The Natural History Museum is one of three large museums on Exhibition Road, South Kensington, London, England (the others are the Science Museum, and the Victoria and Albert Museum). Its main frontage is on Cromwell Road. The museum is an exempt charity, and a non-departmental public body sponsored by the Department for Culture, Media and Sport. The museum is home to life and earth science specimens comprising some 70 million items within five main collections: Botany, Entomology, Mineralogy, Palaeontology and Zoology. The museum is a world-renowned centre of research, specialising in taxonomy, identification and conservation. Given the age of the institution, many of the collections have great historical as well as scientific value, such as specimens collected by Darwin. The Natural History Museum Library contains extensive books, journals, manuscripts, and artwork collections linked to the work and research of the scientific departments. Access to the library is by appointment only.
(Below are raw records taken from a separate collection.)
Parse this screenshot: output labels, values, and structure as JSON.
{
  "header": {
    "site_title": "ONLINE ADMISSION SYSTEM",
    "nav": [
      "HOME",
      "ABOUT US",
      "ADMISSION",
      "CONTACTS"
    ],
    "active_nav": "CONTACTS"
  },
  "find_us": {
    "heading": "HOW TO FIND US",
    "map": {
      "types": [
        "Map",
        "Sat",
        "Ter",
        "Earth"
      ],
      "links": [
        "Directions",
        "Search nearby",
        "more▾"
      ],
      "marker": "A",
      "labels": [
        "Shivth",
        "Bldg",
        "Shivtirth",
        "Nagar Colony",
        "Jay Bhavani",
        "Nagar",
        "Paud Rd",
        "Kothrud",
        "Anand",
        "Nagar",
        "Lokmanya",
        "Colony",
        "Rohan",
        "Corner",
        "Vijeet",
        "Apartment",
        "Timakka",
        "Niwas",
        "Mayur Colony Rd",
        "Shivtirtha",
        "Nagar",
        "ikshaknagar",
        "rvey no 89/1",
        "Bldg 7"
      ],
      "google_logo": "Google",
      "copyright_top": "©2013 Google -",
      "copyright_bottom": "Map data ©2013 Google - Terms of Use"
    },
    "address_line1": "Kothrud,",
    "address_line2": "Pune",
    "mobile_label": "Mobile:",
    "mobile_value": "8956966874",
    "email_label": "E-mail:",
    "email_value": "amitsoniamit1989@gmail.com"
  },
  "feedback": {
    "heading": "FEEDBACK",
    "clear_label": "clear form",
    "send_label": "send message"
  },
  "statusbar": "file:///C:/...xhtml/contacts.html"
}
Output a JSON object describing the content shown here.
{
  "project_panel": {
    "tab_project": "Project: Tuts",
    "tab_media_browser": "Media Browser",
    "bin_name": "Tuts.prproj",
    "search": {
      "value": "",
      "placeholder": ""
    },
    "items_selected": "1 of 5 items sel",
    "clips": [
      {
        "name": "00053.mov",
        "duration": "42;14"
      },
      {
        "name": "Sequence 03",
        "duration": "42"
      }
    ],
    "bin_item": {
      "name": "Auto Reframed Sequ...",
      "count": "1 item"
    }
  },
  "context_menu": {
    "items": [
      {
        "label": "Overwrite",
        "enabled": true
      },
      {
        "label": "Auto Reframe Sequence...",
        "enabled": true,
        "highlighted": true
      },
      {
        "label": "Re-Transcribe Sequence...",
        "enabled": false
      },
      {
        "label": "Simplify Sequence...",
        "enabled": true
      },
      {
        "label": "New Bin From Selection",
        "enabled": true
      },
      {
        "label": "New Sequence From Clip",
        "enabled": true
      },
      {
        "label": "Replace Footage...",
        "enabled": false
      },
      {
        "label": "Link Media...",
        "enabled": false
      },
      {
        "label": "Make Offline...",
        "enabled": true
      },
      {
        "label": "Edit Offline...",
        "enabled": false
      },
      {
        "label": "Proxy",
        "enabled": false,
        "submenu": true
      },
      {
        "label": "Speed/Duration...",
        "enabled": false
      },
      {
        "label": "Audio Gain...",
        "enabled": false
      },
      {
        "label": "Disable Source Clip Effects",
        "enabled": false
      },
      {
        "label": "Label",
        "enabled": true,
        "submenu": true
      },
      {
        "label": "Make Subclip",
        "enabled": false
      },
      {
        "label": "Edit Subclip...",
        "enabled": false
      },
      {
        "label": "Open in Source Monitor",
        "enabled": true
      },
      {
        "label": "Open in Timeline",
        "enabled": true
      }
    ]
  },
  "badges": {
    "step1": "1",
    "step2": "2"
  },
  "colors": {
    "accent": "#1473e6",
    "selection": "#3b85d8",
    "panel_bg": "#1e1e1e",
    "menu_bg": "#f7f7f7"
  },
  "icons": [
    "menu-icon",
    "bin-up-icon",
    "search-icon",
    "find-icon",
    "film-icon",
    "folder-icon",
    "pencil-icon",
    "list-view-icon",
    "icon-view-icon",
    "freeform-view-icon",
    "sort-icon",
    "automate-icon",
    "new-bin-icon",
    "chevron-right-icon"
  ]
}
Found: One beaver
A mystery beaver sighted in Devon could be the first case of the wild animal in England for 800 years.
Skulls suggest Romans in London enjoyed human blood sports
A joint research project between the Museum of London and the Natural History Museum has re-evaluated human remains discovered under the London Wall in 1988.
Botanists gear up for second phase of Red List project
Museum scientists are planning the next stage of a study to reveal the global destruction of plant life.
Ship strike kills two whales in Norfolk waters
Two dead minke whales have been found on Norfolk beaches in the past week.
Life may have arrived from space
New research shows that organic molecules, on which life is based, can survive the impact from a meteorite.
3-D scans reveal deep-sea anglerfish's huge final meal (w/ Video)
Museum imaging experts discover that an anglerfish in the collections ate a fish twice its length, giving it an enormous expanded stomach.
Neanderthals may have made a meal of animal stomachs
(Phys.org) —Plant material found on Neanderthal teeth suggests they had a better understanding of their food than previously thought.
'Unequivocal' evidence that global warming is man-made
(Phys.org) —A report from a panel of global scientists has offered the strongest evidence yet that climate change is a direct result of human behaviour.
Radiocarbon dating on Museum human remains re-dates Egyptian history
New mathematical data drawn from radiocarbon dating of human remains has been used to create the first fully scientific estimate of the creation of Egypt.
Newly discovered wasp is a parasitic piggyback
A previously unknown species of parasitoid wasp that rides on the back of damselflies before laying eggs inside their eggs, has been discovered in Taiwan by a team of scientists, including an entomologist ...
Feeding the future using seed banks
Better use of the world's seed banks could help provide a practical solution to future food shortages, according to an article in Nature, co-authored by a Natural History Museum scientist.
Angry bird's unique wing weapon revealed
(Phys.org) —The solitaire bird was a giant flightless pigeon that, like its closest relative the dodo, became extinct soon after European explorers settled in its habitat. It had a strange knob-like ball ...
Fatal fungus found in third major amphibian group, caecilians
It is known as the amphibian chytrid fungus and can cause a deadly disease that is decimating some of the world's frogs, toads, newts and salamanders. However, the fungus had not been detected in the other ...
Tinkerbella nana, a new species of fairyfly
It's just about visible to the naked eye and has a name that makes you wonder if it's make-believe. Tinkerbella nana sounds like something from a fairytale, but it is a new genus and species of fairyfly, ...
Blue-bellied fish is a surprise catch
It is only 7mm longer than the world's smallest fish, and seems to only appear at night, but the bright blue belly of a tiny Amazonian fish caught the eye of a team of scientists who spotted it was a new ...